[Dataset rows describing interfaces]

------------------------------------

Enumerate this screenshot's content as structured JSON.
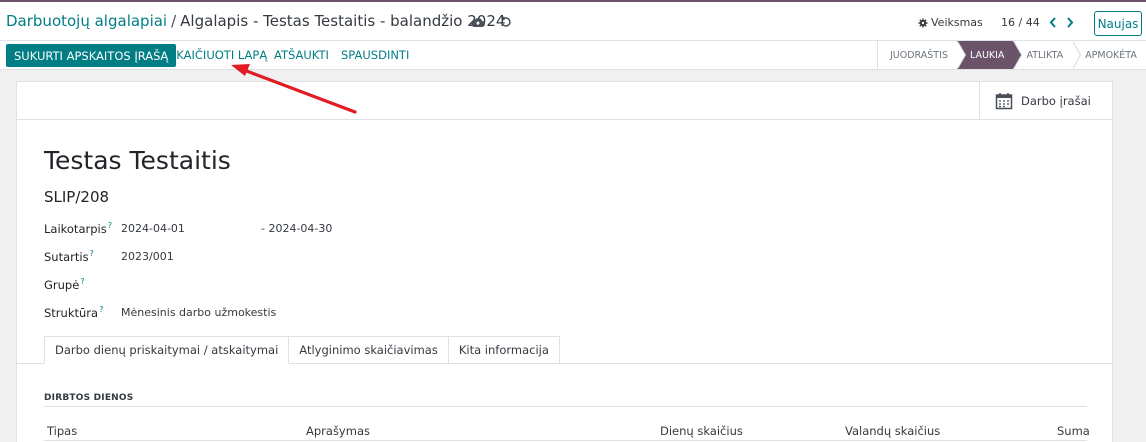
{
  "breadcrumb": {
    "parent": "Darbuotojų algalapiai",
    "separator": "/",
    "current": "Algalapis - Testas Testaitis - balandžio 2024"
  },
  "header": {
    "actions_label": "Veiksmas",
    "pager": "16 / 44",
    "new_label": "Naujas"
  },
  "toolbar": {
    "create_entry": "SUKURTI APSKAITOS ĮRAŠĄ",
    "compute_sheet": "SKAIČIUOTI LAPĄ",
    "cancel": "ATŠAUKTI",
    "print": "SPAUSDINTI"
  },
  "statusbar": {
    "stages": [
      "JUODRAŠTIS",
      "LAUKIA",
      "ATLIKTA",
      "APMOKĖTA"
    ],
    "active": "LAUKIA"
  },
  "smart_button": {
    "label": "Darbo įrašai"
  },
  "form": {
    "name": "Testas Testaitis",
    "reference": "SLIP/208",
    "period_label": "Laikotarpis",
    "date_from": "2024-04-01",
    "date_to": "- 2024-04-30",
    "contract_label": "Sutartis",
    "contract": "2023/001",
    "group_label": "Grupė",
    "structure_label": "Struktūra",
    "structure": "Mėnesinis darbo užmokestis",
    "help_mark": "?"
  },
  "tabs": [
    "Darbo dienų priskaitymai / atskaitymai",
    "Atlyginimo skaičiavimas",
    "Kita informacija"
  ],
  "worked_days": {
    "section_title": "DIRBTOS DIENOS",
    "columns": [
      "Tipas",
      "Aprašymas",
      "Dienų skaičius",
      "Valandų skaičius",
      "Suma"
    ]
  },
  "colors": {
    "brand": "#017e84",
    "status_active": "#6b5369",
    "annotation_arrow": "#e31b23"
  },
  "icons": {
    "save": "cloud-upload-icon",
    "discard": "undo-icon",
    "gear": "gear-icon",
    "calendar": "calendar-icon"
  }
}
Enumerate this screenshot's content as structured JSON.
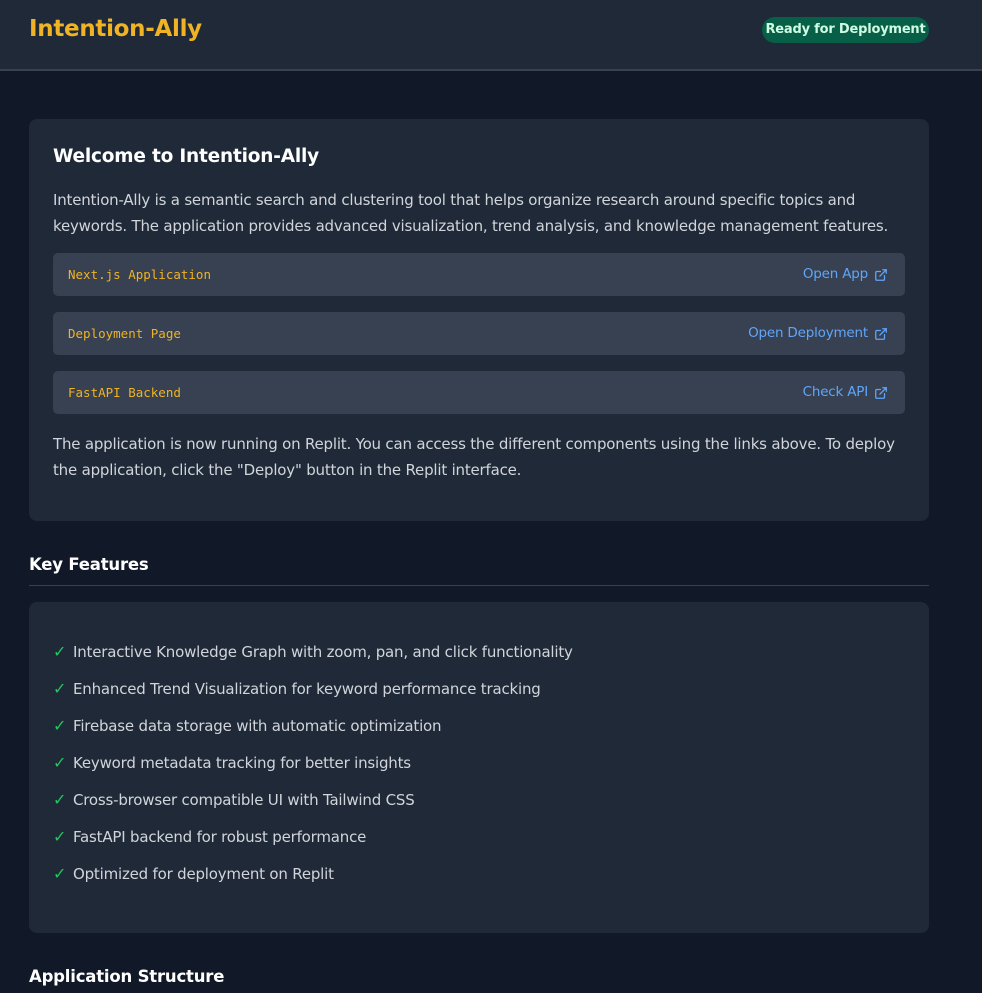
{
  "header": {
    "title": "Intention-Ally",
    "status_badge": "Ready for Deployment"
  },
  "welcome": {
    "title": "Welcome to Intention-Ally",
    "description": "Intention-Ally is a semantic search and clustering tool that helps organize research around specific topics and keywords. The application provides advanced visualization, trend analysis, and knowledge management features.",
    "links": [
      {
        "name": "Next.js Application",
        "action": "Open App"
      },
      {
        "name": "Deployment Page",
        "action": "Open Deployment"
      },
      {
        "name": "FastAPI Backend",
        "action": "Check API"
      }
    ],
    "footer": "The application is now running on Replit. You can access the different components using the links above. To deploy the application, click the \"Deploy\" button in the Replit interface."
  },
  "features": {
    "title": "Key Features",
    "check_symbol": "✓",
    "items": [
      "Interactive Knowledge Graph with zoom, pan, and click functionality",
      "Enhanced Trend Visualization for keyword performance tracking",
      "Firebase data storage with automatic optimization",
      "Keyword metadata tracking for better insights",
      "Cross-browser compatible UI with Tailwind CSS",
      "FastAPI backend for robust performance",
      "Optimized for deployment on Replit"
    ]
  },
  "structure": {
    "title": "Application Structure"
  },
  "colors": {
    "accent": "#f0b323",
    "link": "#60a5fa",
    "check": "#22c55e",
    "badge_bg": "#065f46",
    "background": "#111827",
    "card": "#1f2937"
  }
}
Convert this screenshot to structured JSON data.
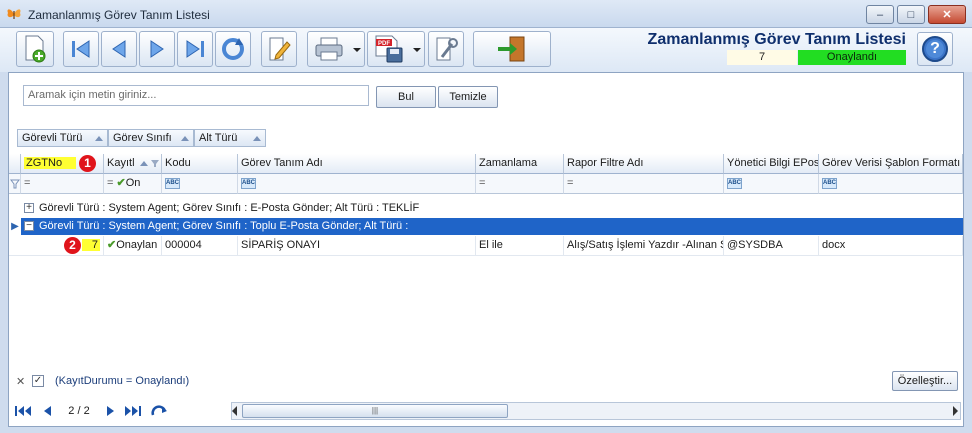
{
  "window": {
    "title": "Zamanlanmış Görev Tanım Listesi",
    "minimize": "–",
    "maximize": "□",
    "close": "✕"
  },
  "header": {
    "list_title": "Zamanlanmış Görev Tanım Listesi",
    "record_count": "7",
    "status": "Onaylandı",
    "help": "?"
  },
  "colors": {
    "status_green": "#22dd22",
    "selected_row": "#1f64c8",
    "badge_red": "#e0141b",
    "highlight_yellow": "#ffff33"
  },
  "search": {
    "placeholder": "Aramak için metin giriniz...",
    "find_label": "Bul",
    "clear_label": "Temizle"
  },
  "group_by": [
    "Görevli Türü",
    "Görev Sınıfı",
    "Alt Türü"
  ],
  "columns": {
    "zgtno": "ZGTNo",
    "kayit": "Kayıtl",
    "kodu": "Kodu",
    "gorev_tanim_adi": "Görev Tanım Adı",
    "zamanlama": "Zamanlama",
    "rapor_filtre_adi": "Rapor Filtre Adı",
    "yonetici_eposta": "Yönetici Bilgi EPosta",
    "sablon_formati": "Görev Verisi Şablon Formatı"
  },
  "filter_row": {
    "eq": "=",
    "kayit_value": "On"
  },
  "groups": [
    {
      "text": "Görevli Türü : System Agent;  Görev Sınıfı : E-Posta Gönder;  Alt Türü : TEKLİF",
      "expander": "+"
    },
    {
      "text": "Görevli Türü : System Agent;  Görev Sınıfı : Toplu E-Posta Gönder;  Alt Türü :",
      "expander": "−"
    }
  ],
  "row": {
    "zgtno": "7",
    "kayit": "Onaylan",
    "kodu": "000004",
    "gorev_tanim_adi": "SİPARİŞ ONAYI",
    "zamanlama": "El ile",
    "rapor_filtre_adi": "Alış/Satış İşlemi Yazdır -Alınan Sip",
    "yonetici_eposta": "@SYSDBA",
    "sablon_formati": "docx"
  },
  "badges": {
    "one": "1",
    "two": "2"
  },
  "filter_bar": {
    "remove": "✕",
    "expression": "(KayıtDurumu = Onaylandı)",
    "customize_label": "Özelleştir..."
  },
  "navigator": {
    "page_info": "2 / 2"
  }
}
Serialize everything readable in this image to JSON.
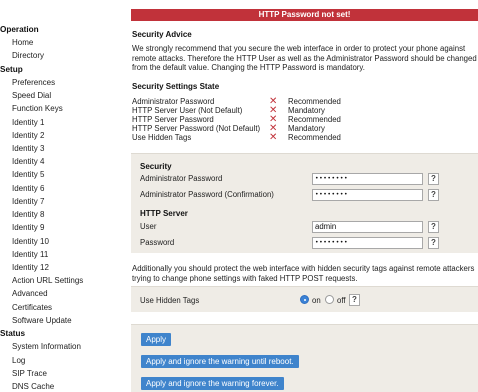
{
  "sidebar": {
    "sections": [
      {
        "title": "Operation",
        "items": [
          "Home",
          "Directory"
        ]
      },
      {
        "title": "Setup",
        "items": [
          "Preferences",
          "Speed Dial",
          "Function Keys",
          "Identity 1",
          "Identity 2",
          "Identity 3",
          "Identity 4",
          "Identity 5",
          "Identity 6",
          "Identity 7",
          "Identity 8",
          "Identity 9",
          "Identity 10",
          "Identity 11",
          "Identity 12",
          "Action URL Settings",
          "Advanced",
          "Certificates",
          "Software Update"
        ]
      },
      {
        "title": "Status",
        "items": [
          "System Information",
          "Log",
          "SIP Trace",
          "DNS Cache"
        ]
      }
    ]
  },
  "banner": "HTTP Password not set!",
  "advice": {
    "title": "Security Advice",
    "text": "We strongly recommend that you secure the web interface in order to protect your phone against remote attacks. Therefore the HTTP User as well as the Administrator Password should be changed from the default value. Changing the HTTP Password is mandatory."
  },
  "state": {
    "title": "Security Settings State",
    "rows": [
      {
        "label": "Administrator Password",
        "mark": "✕",
        "status": "Recommended"
      },
      {
        "label": "HTTP Server User (Not Default)",
        "mark": "✕",
        "status": "Mandatory"
      },
      {
        "label": "HTTP Server Password",
        "mark": "✕",
        "status": "Recommended"
      },
      {
        "label": "HTTP Server Password (Not Default)",
        "mark": "✕",
        "status": "Mandatory"
      },
      {
        "label": "Use Hidden Tags",
        "mark": "✕",
        "status": "Recommended"
      }
    ]
  },
  "security_panel": {
    "title": "Security",
    "admin_pw_label": "Administrator Password",
    "admin_pw_value": "••••••••",
    "admin_pw_confirm_label": "Administrator Password (Confirmation)",
    "admin_pw_confirm_value": "••••••••",
    "http_title": "HTTP Server",
    "user_label": "User",
    "user_value": "admin",
    "password_label": "Password",
    "password_value": "••••••••",
    "help": "?"
  },
  "hidden_tags": {
    "text": "Additionally you should protect the web interface with hidden security tags against remote attackers trying to change phone settings with faked HTTP POST requests.",
    "label": "Use Hidden Tags",
    "on_label": "on",
    "off_label": "off",
    "selected": "on",
    "help": "?"
  },
  "buttons": {
    "apply": "Apply",
    "apply_reboot": "Apply and ignore the warning until reboot.",
    "apply_forever": "Apply and ignore the warning forever."
  },
  "colors": {
    "banner": "#c1323a",
    "button": "#3f84cc",
    "panel": "#efece6",
    "radio_on": "#3b82d6"
  }
}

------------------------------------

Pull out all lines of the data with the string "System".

      "text": "Görevli Türü : System Agent;  Görev Sınıfı : E-Posta Gönder;  Alt Türü : TEKLİF",
      "text": "Görevli Türü : System Agent;  Görev Sınıfı : Toplu E-Posta Gönder;  Alt Türü :",
          "System Information",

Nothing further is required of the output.